## Exercise prompt
Write only the number of lines in the data that include the word "bash".

## Task inputs
-=-=-
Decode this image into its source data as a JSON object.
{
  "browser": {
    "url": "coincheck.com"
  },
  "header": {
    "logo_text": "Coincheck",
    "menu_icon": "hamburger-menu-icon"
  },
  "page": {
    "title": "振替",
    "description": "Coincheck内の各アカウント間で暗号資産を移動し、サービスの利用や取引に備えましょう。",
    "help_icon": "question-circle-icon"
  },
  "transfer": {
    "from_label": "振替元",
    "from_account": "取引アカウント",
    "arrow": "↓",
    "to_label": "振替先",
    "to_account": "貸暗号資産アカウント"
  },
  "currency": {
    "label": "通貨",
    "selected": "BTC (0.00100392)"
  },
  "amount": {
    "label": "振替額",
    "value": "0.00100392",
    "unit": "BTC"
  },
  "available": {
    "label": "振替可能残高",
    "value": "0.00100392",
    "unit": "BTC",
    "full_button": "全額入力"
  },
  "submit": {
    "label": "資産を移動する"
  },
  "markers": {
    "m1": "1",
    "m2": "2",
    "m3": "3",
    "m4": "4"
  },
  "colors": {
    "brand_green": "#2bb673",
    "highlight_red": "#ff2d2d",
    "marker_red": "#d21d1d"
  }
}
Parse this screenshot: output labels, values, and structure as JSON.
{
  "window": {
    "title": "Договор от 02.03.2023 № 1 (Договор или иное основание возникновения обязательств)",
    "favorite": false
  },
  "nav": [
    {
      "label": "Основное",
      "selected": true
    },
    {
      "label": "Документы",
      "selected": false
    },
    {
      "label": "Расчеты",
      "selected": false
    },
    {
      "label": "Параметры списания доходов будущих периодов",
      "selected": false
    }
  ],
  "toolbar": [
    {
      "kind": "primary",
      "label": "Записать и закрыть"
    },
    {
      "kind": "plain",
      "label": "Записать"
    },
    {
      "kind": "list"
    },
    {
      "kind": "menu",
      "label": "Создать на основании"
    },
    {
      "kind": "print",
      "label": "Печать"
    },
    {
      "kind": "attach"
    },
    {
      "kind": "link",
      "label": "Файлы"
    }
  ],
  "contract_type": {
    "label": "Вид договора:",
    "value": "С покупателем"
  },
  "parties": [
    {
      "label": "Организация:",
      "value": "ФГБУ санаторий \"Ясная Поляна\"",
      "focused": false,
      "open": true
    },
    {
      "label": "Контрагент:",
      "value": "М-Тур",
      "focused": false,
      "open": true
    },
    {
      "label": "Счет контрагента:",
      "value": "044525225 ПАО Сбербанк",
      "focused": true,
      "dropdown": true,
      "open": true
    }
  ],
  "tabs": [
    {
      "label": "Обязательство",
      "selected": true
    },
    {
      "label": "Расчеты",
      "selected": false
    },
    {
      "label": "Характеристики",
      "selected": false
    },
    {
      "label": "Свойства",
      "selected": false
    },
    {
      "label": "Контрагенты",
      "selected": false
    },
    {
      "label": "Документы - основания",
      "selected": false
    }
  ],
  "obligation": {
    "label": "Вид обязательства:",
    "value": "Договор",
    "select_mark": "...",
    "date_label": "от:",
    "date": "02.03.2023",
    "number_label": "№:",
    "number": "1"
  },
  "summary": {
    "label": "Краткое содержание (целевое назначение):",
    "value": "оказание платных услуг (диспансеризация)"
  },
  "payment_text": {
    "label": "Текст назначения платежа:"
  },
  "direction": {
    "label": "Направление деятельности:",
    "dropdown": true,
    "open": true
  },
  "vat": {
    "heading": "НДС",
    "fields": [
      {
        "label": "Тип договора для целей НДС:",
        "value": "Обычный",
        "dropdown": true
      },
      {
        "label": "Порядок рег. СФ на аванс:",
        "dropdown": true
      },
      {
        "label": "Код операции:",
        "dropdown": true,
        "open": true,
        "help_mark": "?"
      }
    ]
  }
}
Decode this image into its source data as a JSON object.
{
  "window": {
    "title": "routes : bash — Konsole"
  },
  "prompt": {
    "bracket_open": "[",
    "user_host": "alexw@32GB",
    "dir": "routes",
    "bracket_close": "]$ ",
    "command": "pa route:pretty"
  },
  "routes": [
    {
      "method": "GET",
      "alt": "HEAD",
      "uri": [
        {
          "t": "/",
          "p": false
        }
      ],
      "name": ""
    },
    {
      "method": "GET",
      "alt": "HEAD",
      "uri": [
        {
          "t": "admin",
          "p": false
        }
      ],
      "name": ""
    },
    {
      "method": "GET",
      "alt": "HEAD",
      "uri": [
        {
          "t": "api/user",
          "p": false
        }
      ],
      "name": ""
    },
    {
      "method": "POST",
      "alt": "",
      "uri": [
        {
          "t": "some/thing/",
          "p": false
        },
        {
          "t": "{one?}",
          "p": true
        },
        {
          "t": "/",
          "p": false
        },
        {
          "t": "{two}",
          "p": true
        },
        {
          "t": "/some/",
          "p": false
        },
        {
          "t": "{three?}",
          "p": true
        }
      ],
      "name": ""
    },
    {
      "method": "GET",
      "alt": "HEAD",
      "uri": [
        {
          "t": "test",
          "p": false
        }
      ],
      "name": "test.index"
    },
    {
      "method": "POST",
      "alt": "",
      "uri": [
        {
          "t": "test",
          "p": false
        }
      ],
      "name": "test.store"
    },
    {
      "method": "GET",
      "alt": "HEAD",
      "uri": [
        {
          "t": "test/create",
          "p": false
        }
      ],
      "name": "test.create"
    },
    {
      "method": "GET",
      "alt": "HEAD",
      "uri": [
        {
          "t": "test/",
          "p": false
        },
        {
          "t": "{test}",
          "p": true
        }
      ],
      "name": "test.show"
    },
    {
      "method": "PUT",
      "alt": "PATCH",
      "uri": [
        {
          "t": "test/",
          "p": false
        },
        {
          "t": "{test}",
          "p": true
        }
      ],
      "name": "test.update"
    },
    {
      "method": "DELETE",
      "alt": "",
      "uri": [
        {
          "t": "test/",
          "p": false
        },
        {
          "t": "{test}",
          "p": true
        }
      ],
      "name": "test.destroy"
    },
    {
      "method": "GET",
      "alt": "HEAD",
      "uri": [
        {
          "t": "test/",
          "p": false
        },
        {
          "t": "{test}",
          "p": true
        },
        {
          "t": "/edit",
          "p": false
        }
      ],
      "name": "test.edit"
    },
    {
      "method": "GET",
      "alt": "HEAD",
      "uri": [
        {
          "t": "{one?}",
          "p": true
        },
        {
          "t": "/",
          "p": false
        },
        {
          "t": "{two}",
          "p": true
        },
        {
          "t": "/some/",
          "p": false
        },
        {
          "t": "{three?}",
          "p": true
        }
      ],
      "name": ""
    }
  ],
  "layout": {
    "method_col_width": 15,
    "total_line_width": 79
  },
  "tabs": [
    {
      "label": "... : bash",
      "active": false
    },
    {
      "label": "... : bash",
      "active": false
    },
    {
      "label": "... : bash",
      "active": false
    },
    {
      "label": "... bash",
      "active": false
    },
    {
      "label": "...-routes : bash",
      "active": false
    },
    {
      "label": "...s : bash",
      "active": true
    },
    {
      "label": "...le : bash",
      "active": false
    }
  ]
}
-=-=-
## Result
8